• _Action item_
Whichever lines of the entries hold the word "Social" should be identified and copied.

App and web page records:
⟨

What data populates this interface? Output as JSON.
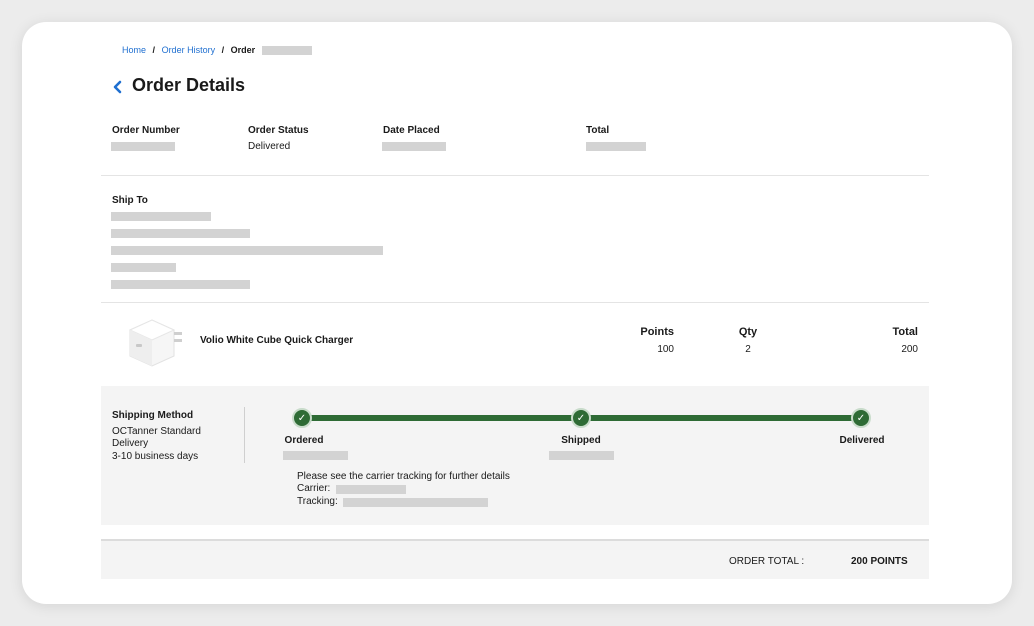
{
  "breadcrumb": {
    "home": "Home",
    "sep1": "/",
    "history": "Order History",
    "sep2": "/",
    "order": "Order"
  },
  "page_title": "Order Details",
  "summary": {
    "order_number_label": "Order Number",
    "order_status_label": "Order Status",
    "order_status_value": "Delivered",
    "date_placed_label": "Date Placed",
    "total_label": "Total"
  },
  "ship_to": {
    "label": "Ship To"
  },
  "item": {
    "name": "Volio White Cube Quick Charger",
    "points_label": "Points",
    "points_value": "100",
    "qty_label": "Qty",
    "qty_value": "2",
    "total_label": "Total",
    "total_value": "200"
  },
  "shipping": {
    "method_label": "Shipping Method",
    "method_line1": "OCTanner Standard",
    "method_line2": "Delivery",
    "method_line3": "3-10 business days",
    "steps": [
      "Ordered",
      "Shipped",
      "Delivered"
    ],
    "check": "✓",
    "note": "Please see the carrier tracking for further details",
    "carrier_label": "Carrier:",
    "tracking_label": "Tracking:"
  },
  "order_total": {
    "label": "ORDER TOTAL :",
    "value": "200 POINTS"
  },
  "colors": {
    "link": "#1f6fd0",
    "progress": "#2e6b35",
    "panel": "#f4f4f4"
  }
}
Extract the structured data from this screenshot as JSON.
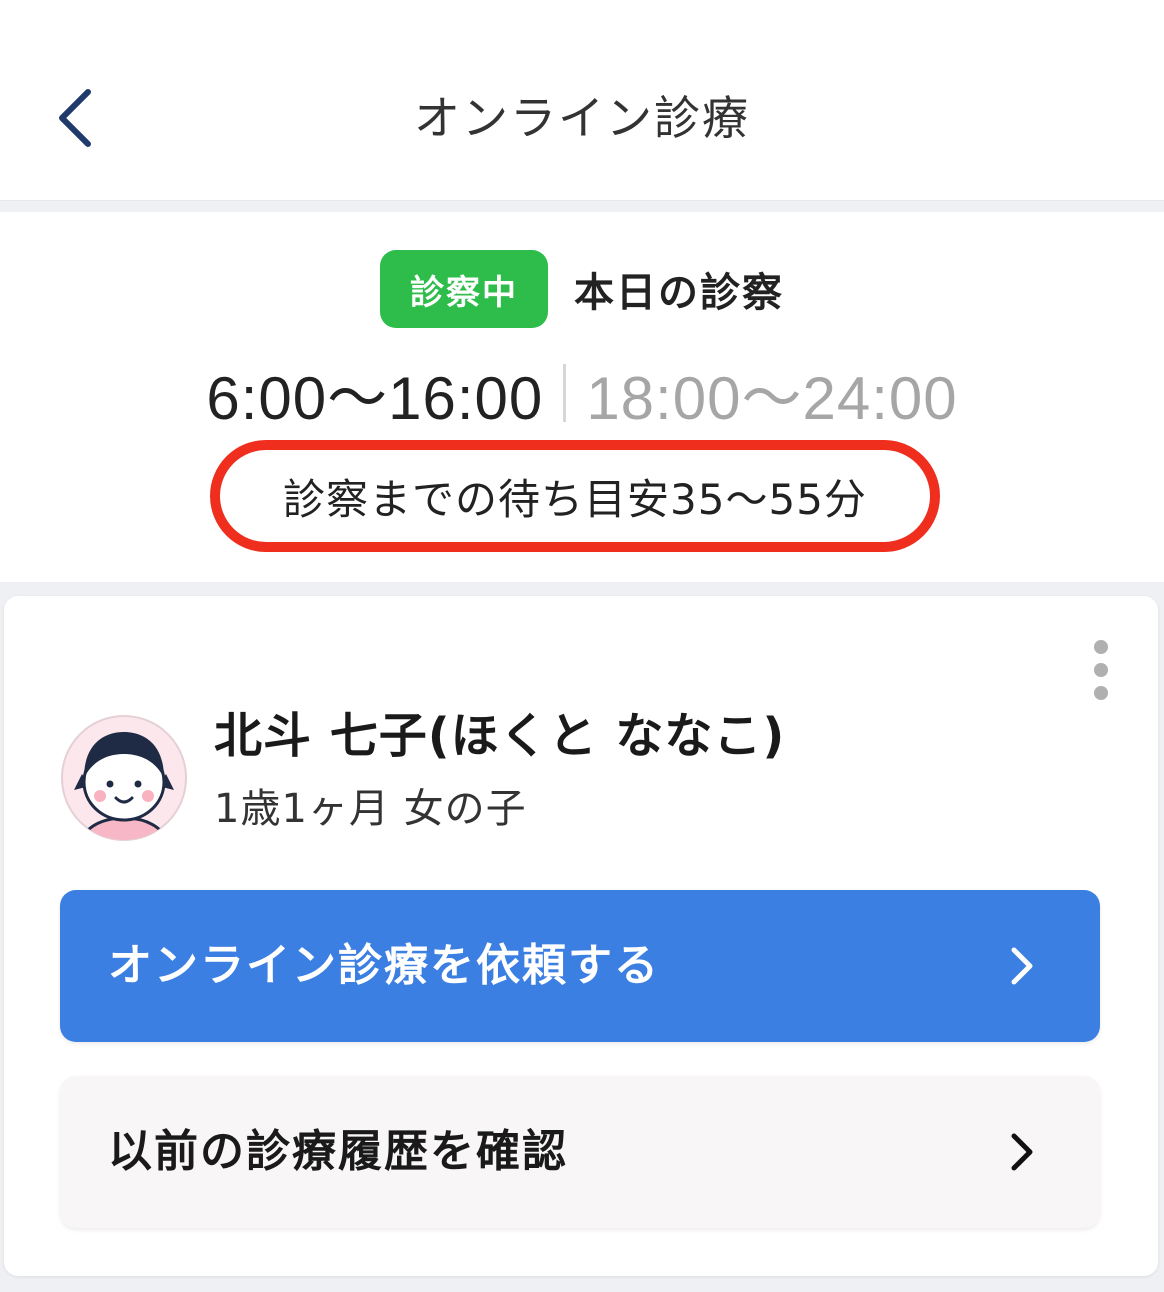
{
  "header": {
    "title": "オンライン診療",
    "back_icon": "chevron-left-icon"
  },
  "status": {
    "badge": "診察中",
    "label": "本日の診察",
    "badge_color": "#2ebd4a",
    "hours_active": "6:00〜16:00",
    "hours_inactive": "18:00〜24:00",
    "wait_estimate": "診察までの待ち目安35〜55分",
    "highlight_color": "#f02e1e"
  },
  "patient": {
    "name": "北斗 七子(ほくと ななこ)",
    "meta": "1歳1ヶ月 女の子",
    "avatar_icon": "girl-avatar-icon",
    "menu_icon": "more-vertical-icon"
  },
  "actions": {
    "request_label": "オンライン診療を依頼する",
    "history_label": "以前の診療履歴を確認",
    "primary_color": "#3b7fe2"
  }
}
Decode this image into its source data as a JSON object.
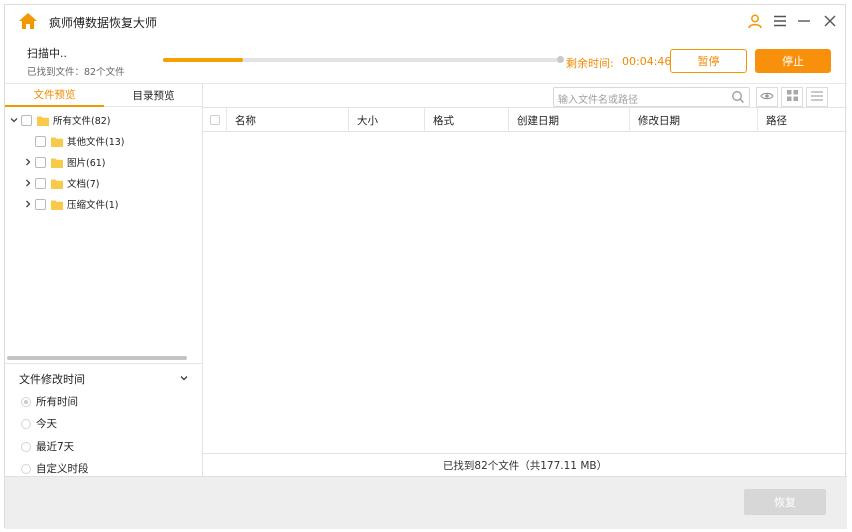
{
  "app": {
    "title": "疯师傅数据恢复大师"
  },
  "scan": {
    "status": "扫描中..",
    "found": "已找到文件：82个文件",
    "progress": 0.2,
    "remaining_label": "剩余时间:",
    "remaining_time": "00:04:46",
    "pause_label": "暂停",
    "stop_label": "停止"
  },
  "tabs": [
    {
      "label": "文件预览",
      "active": true
    },
    {
      "label": "目录预览",
      "active": false
    }
  ],
  "tree": [
    {
      "label": "所有文件(82)",
      "expanded": true,
      "level": 0
    },
    {
      "label": "其他文件(13)",
      "level": 1
    },
    {
      "label": "图片(61)",
      "level": 1,
      "collapsed": true
    },
    {
      "label": "文档(7)",
      "level": 1,
      "collapsed": true
    },
    {
      "label": "压缩文件(1)",
      "level": 1,
      "collapsed": true
    }
  ],
  "filter": {
    "title": "文件修改时间",
    "options": [
      {
        "label": "所有时间",
        "selected": true
      },
      {
        "label": "今天",
        "selected": false
      },
      {
        "label": "最近7天",
        "selected": false
      },
      {
        "label": "自定义时段",
        "selected": false
      }
    ]
  },
  "search": {
    "placeholder": "输入文件名或路径"
  },
  "table": {
    "columns": [
      "名称",
      "大小",
      "格式",
      "创建日期",
      "修改日期",
      "路径"
    ]
  },
  "status_text": "已找到82个文件（共177.11 MB）",
  "footer": {
    "recover_label": "恢复"
  },
  "colors": {
    "accent": "#f39800",
    "accent_text": "#f08a00",
    "folder": "#f9c94a"
  }
}
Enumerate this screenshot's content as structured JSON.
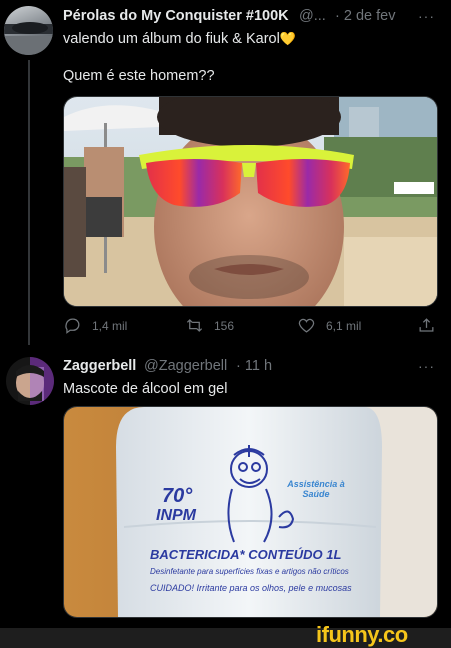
{
  "tweet1": {
    "display_name": "Pérolas do My Conquister #100K",
    "handle": "@...",
    "time": "· 2 de fev",
    "more": "···",
    "line1": "valendo um álbum do fiuk & Karol",
    "heart_emoji": "💛",
    "line2": "Quem é este homem??",
    "actions": {
      "reply": "1,4 mil",
      "retweet": "156",
      "like": "6,1 mil"
    }
  },
  "tweet2": {
    "display_name": "Zaggerbell",
    "handle": "@Zaggerbell",
    "time": "· 11 h",
    "more": "···",
    "text": "Mascote de álcool em gel",
    "bottle": {
      "grade": "70°",
      "unit": "INPM",
      "badge": "Assistência à Saúde",
      "product": "BACTERICIDA* CONTEÚDO 1L",
      "fine1": "Desinfetante para superfícies fixas e artigos não críticos",
      "fine2": "CUIDADO! Irritante para os olhos, pele e mucosas"
    }
  },
  "footer": {
    "brand": "ifunny.co"
  },
  "colors": {
    "background": "#000000",
    "text_primary": "#e7e9ea",
    "text_secondary": "#71767b",
    "brand_yellow": "#f5c51b"
  }
}
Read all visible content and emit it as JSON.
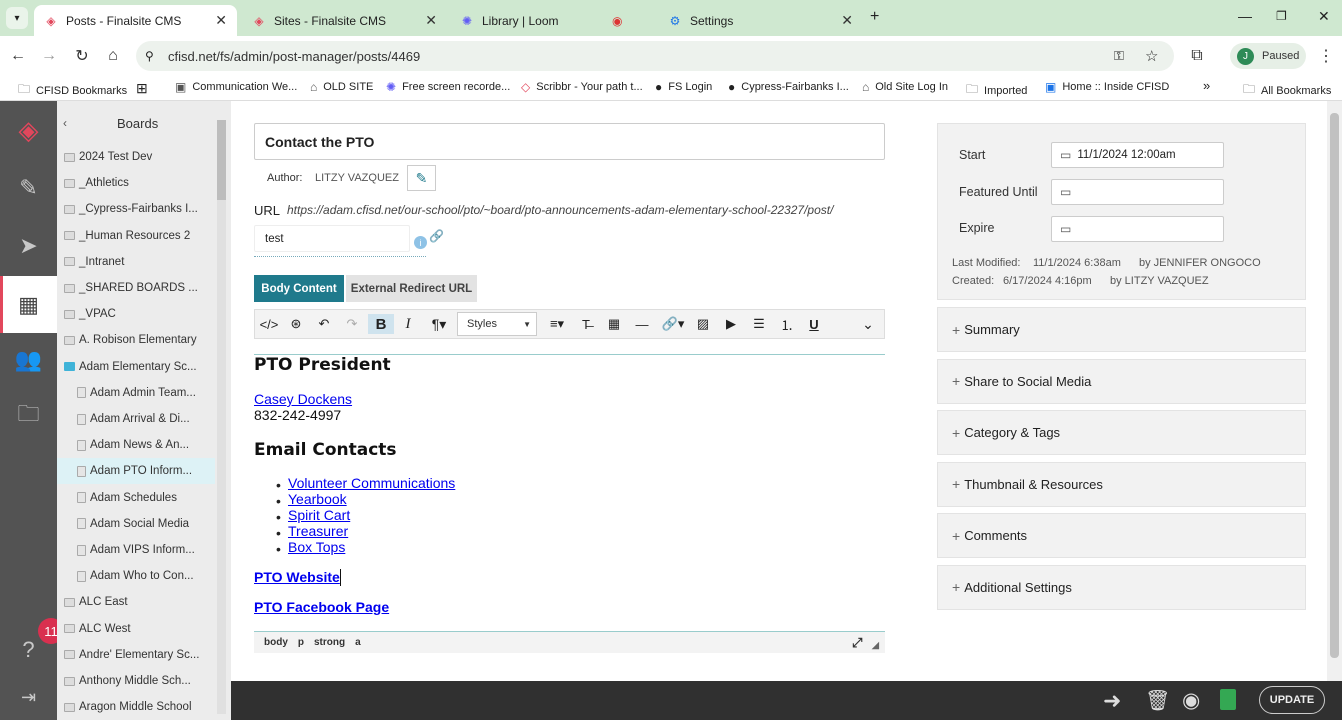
{
  "tabs": [
    {
      "title": "Posts - Finalsite CMS",
      "icon": "finalsite-logo-icon",
      "active": true
    },
    {
      "title": "Sites - Finalsite CMS",
      "icon": "finalsite-logo-icon",
      "active": false
    },
    {
      "title": "Library | Loom",
      "icon": "loom-icon",
      "active": false
    },
    {
      "title": "Settings",
      "icon": "gear-icon",
      "active": false
    }
  ],
  "address": {
    "url": "cfisd.net/fs/admin/post-manager/posts/4469",
    "profile_initial": "J",
    "profile_status": "Paused"
  },
  "bookmarks": [
    {
      "label": "CFISD Bookmarks",
      "icon": "folder-icon"
    },
    {
      "label": "Communication We...",
      "icon": "page-icon"
    },
    {
      "label": "OLD SITE",
      "icon": "house-icon"
    },
    {
      "label": "Free screen recorde...",
      "icon": "loom-icon"
    },
    {
      "label": "Scribbr - Your path t...",
      "icon": "scribbr-icon"
    },
    {
      "label": "FS Login",
      "icon": "globe-icon"
    },
    {
      "label": "Cypress-Fairbanks I...",
      "icon": "globe-icon"
    },
    {
      "label": "Old Site Log In",
      "icon": "house-icon"
    },
    {
      "label": "Imported",
      "icon": "folder-icon"
    },
    {
      "label": "Home :: Inside CFISD",
      "icon": "page-icon"
    }
  ],
  "bookmarks_more": "»",
  "all_bookmarks": "All Bookmarks",
  "rail": {
    "badge": "11"
  },
  "boards": {
    "title": "Boards",
    "items": [
      {
        "label": "2024 Test Dev",
        "level": "top"
      },
      {
        "label": "_Athletics",
        "level": "top"
      },
      {
        "label": "_Cypress-Fairbanks I...",
        "level": "top"
      },
      {
        "label": "_Human Resources 2",
        "level": "top"
      },
      {
        "label": "_Intranet",
        "level": "top"
      },
      {
        "label": "_SHARED BOARDS ...",
        "level": "top"
      },
      {
        "label": "_VPAC",
        "level": "top"
      },
      {
        "label": "A. Robison Elementary",
        "level": "top"
      },
      {
        "label": "Adam Elementary Sc...",
        "level": "open"
      },
      {
        "label": "Adam Admin Team...",
        "level": "sub"
      },
      {
        "label": "Adam Arrival & Di...",
        "level": "sub"
      },
      {
        "label": "Adam News & An...",
        "level": "sub"
      },
      {
        "label": "Adam PTO Inform...",
        "level": "selected"
      },
      {
        "label": "Adam Schedules",
        "level": "sub"
      },
      {
        "label": "Adam Social Media",
        "level": "sub"
      },
      {
        "label": "Adam VIPS Inform...",
        "level": "sub"
      },
      {
        "label": "Adam Who to Con...",
        "level": "sub"
      },
      {
        "label": "ALC East",
        "level": "top"
      },
      {
        "label": "ALC West",
        "level": "top"
      },
      {
        "label": "Andre' Elementary Sc...",
        "level": "top"
      },
      {
        "label": "Anthony Middle Sch...",
        "level": "top"
      },
      {
        "label": "Aragon Middle School",
        "level": "top"
      }
    ]
  },
  "post": {
    "title": "Contact the PTO",
    "author_label": "Author:",
    "author": "LITZY VAZQUEZ",
    "url_label": "URL",
    "url": "https://adam.cfisd.net/our-school/pto/~board/pto-announcements-adam-elementary-school-22327/post/",
    "slug": "test",
    "tab_body": "Body Content",
    "tab_redirect": "External Redirect URL",
    "styles_label": "Styles"
  },
  "content": {
    "heading1": "PTO President",
    "president_name": "Casey Dockens",
    "president_phone": "832-242-4997",
    "heading2": "Email Contacts",
    "contacts": [
      "Volunteer Communications",
      "Yearbook",
      "Spirit Cart",
      "Treasurer",
      "Box Tops"
    ],
    "website": "PTO Website",
    "facebook": "PTO Facebook Page"
  },
  "statusbar": [
    "body",
    "p",
    "strong",
    "a"
  ],
  "schedule": {
    "start_label": "Start",
    "start_value": "11/1/2024 12:00am",
    "featured_label": "Featured Until",
    "featured_value": "",
    "expire_label": "Expire",
    "expire_value": "",
    "modified_label": "Last Modified:",
    "modified_value": "11/1/2024 6:38am",
    "modified_by": "by JENNIFER ONGOCO",
    "created_label": "Created:",
    "created_value": "6/17/2024 4:16pm",
    "created_by": "by LITZY VAZQUEZ"
  },
  "panels": [
    "Summary",
    "Share to Social Media",
    "Category & Tags",
    "Thumbnail & Resources",
    "Comments",
    "Additional Settings"
  ],
  "footer": {
    "update_label": "UPDATE"
  },
  "colors": {
    "accent": "#1f7a8c",
    "rail": "#535353",
    "brand": "#e2475c",
    "tabbar": "#cfe8d0"
  }
}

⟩

• _Solution to this task_
        "label": "Adam Social Media",
    "Share to Social Media",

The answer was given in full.